So, put that at the end of your GRUB_CMDLINE_LINUX_DEFAULT in your /etc/default/grub and update-grub!
Boom, I appended that and now startx works and I can enjoy the BT5 goodness… Now I just gotta configure my metasploit account on there and put my pskl directory back with all out awesome scripts.
Enjoy BackTrack 5!
Update (June 15th 2011): Talking with a few others, including the great comments here, you might need this like in your /etc/default/grub
Alternative line from Daveonator:
GRUB_CMDLINE_LINUX_DEFAULT=”text splash vga=791 i915.modeset=1″
Try it, and let us know.
More about the sound than the video… turn up the volume.

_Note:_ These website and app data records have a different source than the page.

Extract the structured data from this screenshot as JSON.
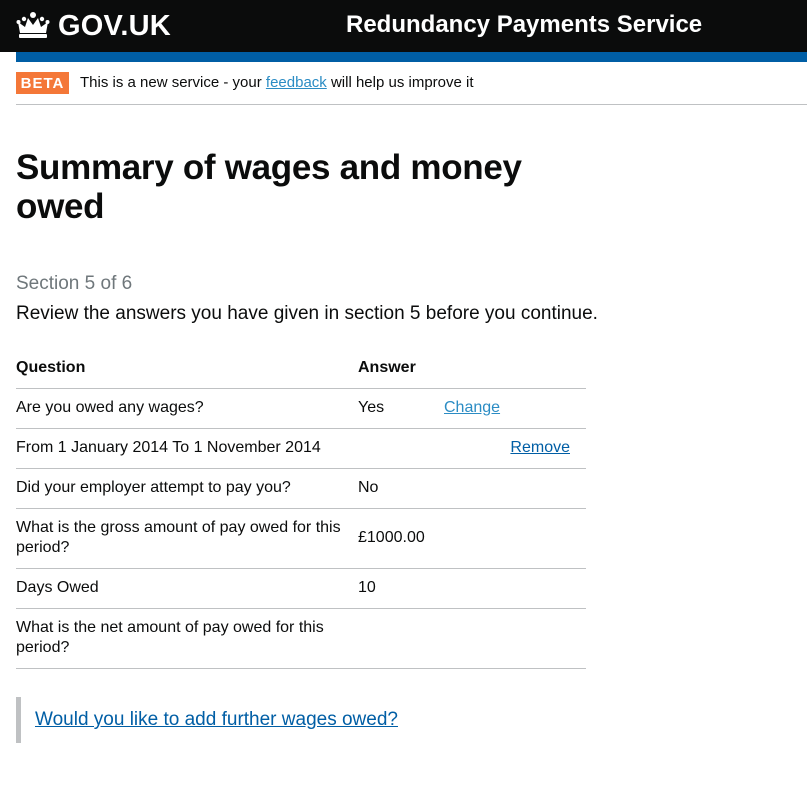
{
  "header": {
    "logo_text": "GOV.UK",
    "service_name": "Redundancy Payments Service",
    "colors": {
      "background": "#0b0c0c",
      "bar": "#005ea5"
    }
  },
  "phase_banner": {
    "tag": "BETA",
    "text_before": "This is a new service - your",
    "link": "feedback",
    "text_after": "will help us improve it",
    "tag_color": "#f47738"
  },
  "page": {
    "title": "Summary of wages and money owed",
    "section_caption": "Section 5 of 6",
    "lead": "Review the answers you have given in section 5 before you continue."
  },
  "table": {
    "headers": {
      "question": "Question",
      "answer": "Answer"
    },
    "rows": [
      {
        "question": "Are you owed any wages?",
        "answer": "Yes",
        "action": "Change"
      },
      {
        "question": "From 1 January 2014 To 1 November 2014",
        "answer": "",
        "action": "Remove"
      },
      {
        "question": "Did your employer attempt to pay you?",
        "answer": "No",
        "action": ""
      },
      {
        "question": "What is the gross amount of pay owed for this period?",
        "answer": "£1000.00",
        "action": ""
      },
      {
        "question": "Days Owed",
        "answer": "10",
        "action": ""
      },
      {
        "question": "What is the net amount of pay owed for this period?",
        "answer": "",
        "action": ""
      }
    ]
  },
  "further": {
    "link": "Would you like to add further wages owed?"
  }
}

SpinRite has been chewing on this same sector of this drive for 48 hours now. You can’t say it isn’t tenacious. I had to put the thing in a closet because I couldn’t stand the sound any more.

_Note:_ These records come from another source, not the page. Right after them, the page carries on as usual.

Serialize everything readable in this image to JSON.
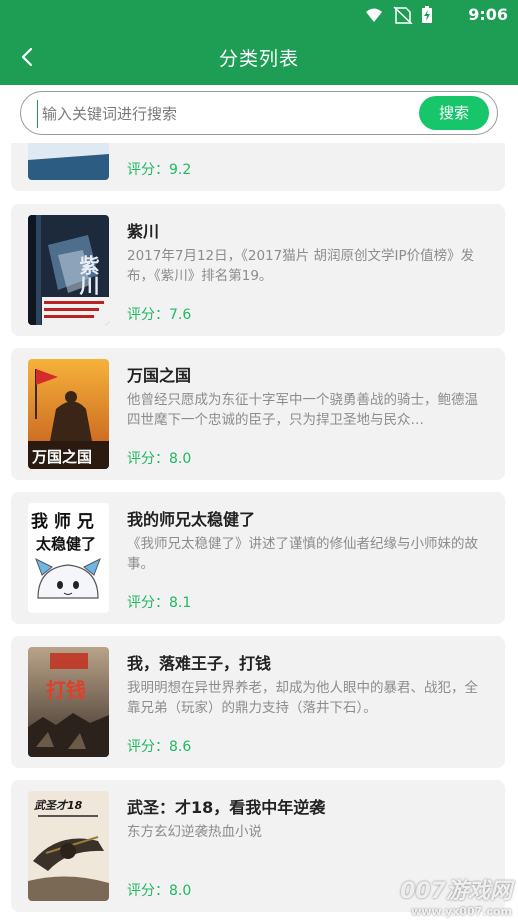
{
  "status_bar": {
    "time": "9:06",
    "icons": [
      "wifi-icon",
      "no-sim-icon",
      "battery-charging-icon"
    ]
  },
  "app_bar": {
    "title": "分类列表",
    "back_icon": "chevron-left-icon"
  },
  "search": {
    "placeholder": "输入关键词进行搜索",
    "button_label": "搜索",
    "value": ""
  },
  "colors": {
    "primary": "#1e9e55",
    "accent": "#17c56a",
    "rating": "#1fba62"
  },
  "books": [
    {
      "name": "",
      "desc": "",
      "rating": "评分：9.2"
    },
    {
      "name": "紫川",
      "desc": "2017年7月12日，《2017猫片 胡润原创文学IP价值榜》发布，《紫川》排名第19。",
      "rating": "评分：7.6",
      "cover_text": "紫川"
    },
    {
      "name": "万国之国",
      "desc": "他曾经只愿成为东征十字军中一个骁勇善战的骑士，鲍德温四世麾下一个忠诚的臣子，只为捍卫圣地与民众…",
      "rating": "评分：8.0",
      "cover_text": "万国之国"
    },
    {
      "name": "我的师兄太稳健了",
      "desc": "《我师兄太稳健了》讲述了谨慎的修仙者纪缘与小师妹的故事。",
      "rating": "评分：8.1",
      "cover_text_1": "我 师 兄",
      "cover_text_2": "太稳健了"
    },
    {
      "name": "我，落难王子，打钱",
      "desc": "我明明想在异世界养老，却成为他人眼中的暴君、战犯，全靠兄弟（玩家）的鼎力支持（落井下石）。",
      "rating": "评分：8.6",
      "cover_text": "打钱"
    },
    {
      "name": "武圣：才18，看我中年逆袭",
      "desc": "东方玄幻逆袭热血小说",
      "rating": "评分：8.0",
      "cover_text": "武圣才18"
    }
  ],
  "watermark": {
    "line1": "007游戏网",
    "line2": "www.yx007.com"
  }
}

The salesmen here have a real knack for screwing up HDDs…
My company has a bunch of Lenovo X60 and X61 TabletPCs in the hands of our salesmen. Seeking to extend the useful life of these computers, I thought I’d see how effective an SSD upgrade would be along with Windows 7 RC build 7100.
All 3 of the computers shown are X60 Tablets with L2400 processors and 2GB of RAM. The two on the left have the stock 5400RPM HDD installed, the one on the right has an OCZ Vertex 30GB SSD. The lone Windows XP machine is how the computers are currently configured. A lot of the extra time booting up is spent loading support apps, such as Lenovo’s fingerprint software, some of which is no longer necessary even in XP… MOST of which is not necessary in Win 7.

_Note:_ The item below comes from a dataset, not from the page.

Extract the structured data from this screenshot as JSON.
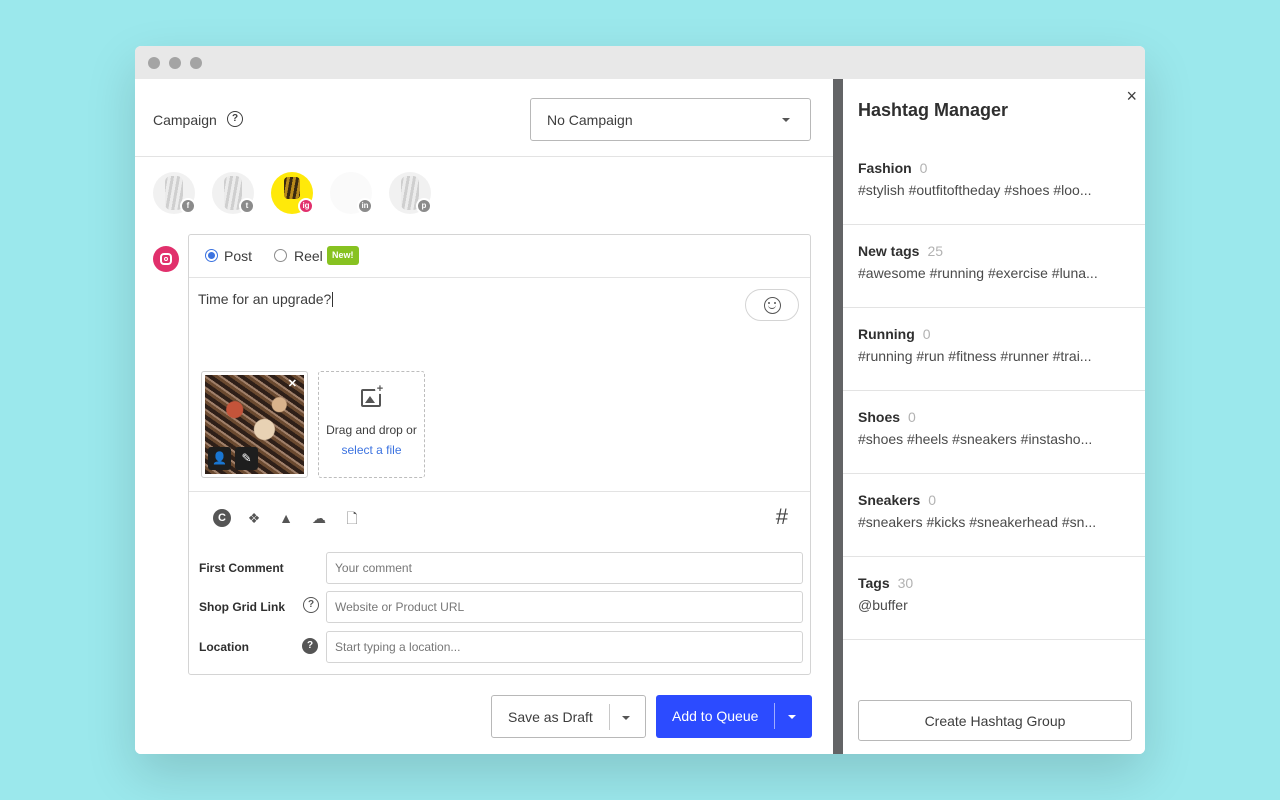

The tests I ran were standard tasks our salesmen run every day using SalesLogix which we use for CRM and invoicing. SalesLogix uses a local db via MSDE (or SQL Server Express on the Windows 7 machines).
I judge a boot process to be complete when the computer is usable… so I brought up the task manager on each machine and waited until processor usage was down below 3% for a few seconds before officially marking the machine “done booting.”
One of the greatest benefits of using an SSD in these machines cannot be quantified in this environment: the ability to safely turn off the HDD-protection software which senses physical shocks to the system and seats the HDD’s heads for a few seconds, effectively pausing anything the computer is doing until the “shocks” stop. This means that users can’t walk and launch SalesLogix at the same time or it will take a verrrry long time to open. A SSD removes this limitation and will make noticeable improvements in productivity in the field.
These 30GB SSD’s can be purchased for just over $100 right now and 60GB drives are around $210. I highly recommend them. Be certain to get the Vertex series (if you get an OCZ, that is)… avoid the Core series, they are awful.
Break a screen on a Lenovo X60/X61 ThinkPad and Lenovo wants to charge you ~$900 to fix it. A new screen can be purchased from a 3rd party for ~$250…so I thought I’d take a stab at doing it myself when an employee broke his screen.
That was 4 broken screens ago. As an attempt to make this incredibly mind-numbing and time-consuming task more interesting, I decided I’d record myself doing it to a) see how fast I can do it and b) show others how to do it if they choose to try.
Good luck…I recommend just sending it to Lenovo. As you’ll see in this video, replacing a tablet screen is much more involved than replacing a regular laptop screen.